The Department of Finance (DOF) and its attached agencies Bureau of Customs (BOC) and Bureau of Internal Revenue (BIR) started implementing on Friday the fuel marking program.
The government conducted the “first live marking of petroleum” products at Seaoil Bulk Terminal in Mabini, Batangas, according to the Customs bureau.
The program aims to plug revenue leakages from oil smuggling by placing a molecular marker on imported, manufactured, and refined petroleum products such as gasoline, diesel, and kerosene.
Under Section 148-A of the National Internal Revenue Code, as amended by Republic Act No. 10963 or the Tax Reform for Acceleration and Inclusion (TRAIN) and DOF-BOC-BIR Joint Circular No. 001.2019, stocktaking must be done for all tax paid gasoline, diesel, and kerosene stored in all depots and terminals.
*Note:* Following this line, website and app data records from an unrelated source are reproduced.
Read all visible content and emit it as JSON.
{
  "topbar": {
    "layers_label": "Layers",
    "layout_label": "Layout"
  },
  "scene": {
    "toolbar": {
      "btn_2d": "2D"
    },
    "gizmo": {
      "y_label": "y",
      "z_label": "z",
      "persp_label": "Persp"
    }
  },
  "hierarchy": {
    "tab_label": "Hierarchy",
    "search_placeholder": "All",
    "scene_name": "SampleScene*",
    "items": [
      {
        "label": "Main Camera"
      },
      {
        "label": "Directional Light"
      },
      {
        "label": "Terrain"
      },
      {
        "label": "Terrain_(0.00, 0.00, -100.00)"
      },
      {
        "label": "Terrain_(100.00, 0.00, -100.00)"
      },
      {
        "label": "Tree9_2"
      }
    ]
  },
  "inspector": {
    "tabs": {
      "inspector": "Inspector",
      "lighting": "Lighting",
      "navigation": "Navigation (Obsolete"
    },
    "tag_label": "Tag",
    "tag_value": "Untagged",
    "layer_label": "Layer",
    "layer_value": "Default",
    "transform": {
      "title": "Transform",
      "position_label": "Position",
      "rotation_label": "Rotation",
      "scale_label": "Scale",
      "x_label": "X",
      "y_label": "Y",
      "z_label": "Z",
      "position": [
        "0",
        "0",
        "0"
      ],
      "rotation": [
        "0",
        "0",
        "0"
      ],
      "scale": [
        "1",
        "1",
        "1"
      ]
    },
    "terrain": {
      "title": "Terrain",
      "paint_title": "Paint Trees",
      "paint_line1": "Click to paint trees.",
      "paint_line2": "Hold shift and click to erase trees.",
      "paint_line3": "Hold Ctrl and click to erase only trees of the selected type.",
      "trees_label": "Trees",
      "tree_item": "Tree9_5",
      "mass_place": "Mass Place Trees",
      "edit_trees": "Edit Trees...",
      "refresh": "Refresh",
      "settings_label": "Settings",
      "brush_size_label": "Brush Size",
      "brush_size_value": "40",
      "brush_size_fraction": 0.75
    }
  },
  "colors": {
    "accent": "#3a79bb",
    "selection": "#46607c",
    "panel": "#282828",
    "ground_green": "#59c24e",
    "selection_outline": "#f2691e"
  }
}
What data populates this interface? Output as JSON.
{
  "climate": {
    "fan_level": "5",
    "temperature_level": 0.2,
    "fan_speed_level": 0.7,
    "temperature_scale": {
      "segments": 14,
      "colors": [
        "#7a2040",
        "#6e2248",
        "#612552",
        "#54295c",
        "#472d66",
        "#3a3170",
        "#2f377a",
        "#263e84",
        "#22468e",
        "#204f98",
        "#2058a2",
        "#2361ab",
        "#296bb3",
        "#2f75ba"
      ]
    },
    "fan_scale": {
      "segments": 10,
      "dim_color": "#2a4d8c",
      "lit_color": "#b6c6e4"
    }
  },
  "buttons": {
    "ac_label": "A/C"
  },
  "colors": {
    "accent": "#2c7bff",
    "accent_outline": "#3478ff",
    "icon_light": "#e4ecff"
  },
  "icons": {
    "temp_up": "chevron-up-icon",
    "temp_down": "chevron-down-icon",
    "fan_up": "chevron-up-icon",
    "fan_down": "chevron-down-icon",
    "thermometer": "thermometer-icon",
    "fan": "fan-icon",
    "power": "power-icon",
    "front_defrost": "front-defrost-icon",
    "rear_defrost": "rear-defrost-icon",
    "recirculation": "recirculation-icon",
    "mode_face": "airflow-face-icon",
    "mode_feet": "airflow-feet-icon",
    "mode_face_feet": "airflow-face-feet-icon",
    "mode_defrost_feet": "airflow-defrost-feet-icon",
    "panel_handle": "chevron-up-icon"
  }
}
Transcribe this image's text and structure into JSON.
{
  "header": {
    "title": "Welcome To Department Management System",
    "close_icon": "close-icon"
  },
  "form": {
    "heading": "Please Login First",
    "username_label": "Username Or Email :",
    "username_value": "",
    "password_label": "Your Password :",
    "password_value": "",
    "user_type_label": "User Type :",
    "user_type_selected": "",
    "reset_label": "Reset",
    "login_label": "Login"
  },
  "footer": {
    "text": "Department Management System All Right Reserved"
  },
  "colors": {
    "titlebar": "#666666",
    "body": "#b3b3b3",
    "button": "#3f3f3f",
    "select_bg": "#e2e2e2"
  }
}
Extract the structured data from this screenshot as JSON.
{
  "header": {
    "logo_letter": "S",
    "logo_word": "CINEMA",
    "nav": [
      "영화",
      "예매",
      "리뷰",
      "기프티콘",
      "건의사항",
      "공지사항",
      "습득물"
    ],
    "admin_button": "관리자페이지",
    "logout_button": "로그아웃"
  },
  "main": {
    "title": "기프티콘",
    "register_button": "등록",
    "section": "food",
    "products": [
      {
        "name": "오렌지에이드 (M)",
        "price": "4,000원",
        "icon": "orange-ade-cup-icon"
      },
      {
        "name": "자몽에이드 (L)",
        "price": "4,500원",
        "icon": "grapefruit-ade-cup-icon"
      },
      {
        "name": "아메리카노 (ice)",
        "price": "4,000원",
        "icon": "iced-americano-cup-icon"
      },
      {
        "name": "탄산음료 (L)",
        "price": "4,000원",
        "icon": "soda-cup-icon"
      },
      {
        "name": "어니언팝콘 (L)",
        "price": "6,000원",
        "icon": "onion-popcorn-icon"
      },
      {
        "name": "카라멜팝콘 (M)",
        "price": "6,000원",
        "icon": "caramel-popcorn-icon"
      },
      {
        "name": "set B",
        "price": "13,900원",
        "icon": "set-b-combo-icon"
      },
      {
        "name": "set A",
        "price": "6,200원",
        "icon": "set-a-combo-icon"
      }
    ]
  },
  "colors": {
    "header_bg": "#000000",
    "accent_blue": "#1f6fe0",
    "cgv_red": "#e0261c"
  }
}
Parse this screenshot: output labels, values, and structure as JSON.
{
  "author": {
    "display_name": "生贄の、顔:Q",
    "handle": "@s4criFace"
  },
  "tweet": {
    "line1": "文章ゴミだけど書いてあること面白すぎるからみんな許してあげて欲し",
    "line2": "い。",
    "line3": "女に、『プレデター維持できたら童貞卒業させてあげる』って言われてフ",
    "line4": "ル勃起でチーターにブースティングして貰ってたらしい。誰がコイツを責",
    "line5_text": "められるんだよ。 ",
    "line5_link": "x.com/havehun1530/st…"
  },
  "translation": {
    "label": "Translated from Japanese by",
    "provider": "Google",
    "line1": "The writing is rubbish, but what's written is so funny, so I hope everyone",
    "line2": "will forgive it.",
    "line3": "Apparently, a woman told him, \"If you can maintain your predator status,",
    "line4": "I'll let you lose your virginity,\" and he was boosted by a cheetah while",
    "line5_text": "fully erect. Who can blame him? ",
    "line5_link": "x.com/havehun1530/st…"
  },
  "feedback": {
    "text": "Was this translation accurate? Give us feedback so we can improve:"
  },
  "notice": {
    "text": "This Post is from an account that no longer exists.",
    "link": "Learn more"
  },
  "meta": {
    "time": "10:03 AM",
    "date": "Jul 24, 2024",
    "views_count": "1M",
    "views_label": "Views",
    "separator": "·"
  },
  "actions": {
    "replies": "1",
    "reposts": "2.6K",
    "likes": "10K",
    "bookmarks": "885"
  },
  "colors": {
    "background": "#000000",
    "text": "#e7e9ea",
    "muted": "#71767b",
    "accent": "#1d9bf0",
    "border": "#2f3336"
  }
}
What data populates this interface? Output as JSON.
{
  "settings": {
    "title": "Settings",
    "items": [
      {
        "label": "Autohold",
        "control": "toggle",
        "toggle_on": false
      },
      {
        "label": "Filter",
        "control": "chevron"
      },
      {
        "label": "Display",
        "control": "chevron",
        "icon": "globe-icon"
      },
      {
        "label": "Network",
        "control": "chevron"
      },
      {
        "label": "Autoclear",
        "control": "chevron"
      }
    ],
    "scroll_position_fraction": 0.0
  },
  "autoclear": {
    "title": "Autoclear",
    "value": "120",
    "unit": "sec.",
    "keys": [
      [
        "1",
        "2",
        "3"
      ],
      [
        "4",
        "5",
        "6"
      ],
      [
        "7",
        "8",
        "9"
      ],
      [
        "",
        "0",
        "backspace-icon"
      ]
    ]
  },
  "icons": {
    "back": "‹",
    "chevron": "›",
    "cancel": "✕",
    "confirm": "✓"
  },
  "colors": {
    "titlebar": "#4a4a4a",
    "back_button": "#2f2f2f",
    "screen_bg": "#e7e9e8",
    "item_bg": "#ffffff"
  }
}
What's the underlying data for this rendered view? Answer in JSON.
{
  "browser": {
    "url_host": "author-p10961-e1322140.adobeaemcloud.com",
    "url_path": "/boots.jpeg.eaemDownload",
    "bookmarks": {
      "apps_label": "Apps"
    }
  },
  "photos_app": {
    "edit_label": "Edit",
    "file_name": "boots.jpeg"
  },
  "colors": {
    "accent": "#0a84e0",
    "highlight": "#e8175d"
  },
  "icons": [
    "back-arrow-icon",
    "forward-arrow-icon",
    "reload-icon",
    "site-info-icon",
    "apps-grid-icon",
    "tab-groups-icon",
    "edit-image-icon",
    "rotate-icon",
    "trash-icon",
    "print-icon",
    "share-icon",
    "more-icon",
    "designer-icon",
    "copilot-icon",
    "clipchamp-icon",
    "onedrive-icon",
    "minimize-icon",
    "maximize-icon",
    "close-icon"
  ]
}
In the next few months, the BOC, BIR and SICPA-SGS will conduct random field testing on depots, tank trucks, and retail stations to determine the presence and dilution level of the fuel marker on fuels that have been marked, Customs said.
Swiss-based SICPA SA and local partner SGA Philippines bagged the contract to provide fuel marking and monitoring services under the program.
Fuel marking will continue until the market is saturated with marked fuels, the BOC said.
“A confirmatory testing will be conducted immediately on fuels found to be unmarked or with marker levels below the prescribed dilution level and corresponding duties and taxes will be collected from oil companies found to have unmarked or diluted fuels,” Customs Commissioner Rey Leonardo Guerrero said.
“The implementation of the Fuel Marking Program is a milestone for the Bureau of Customs as well as the Bureau of Internal Revenue and the Department of Finance, as we have painstakingly worked together in order to ensure the success of the Program.”
“With the cooperation and support of partner agencies and stakeholders, we are ready to implement the Fuel Marking program and make it work,” Guerrero added.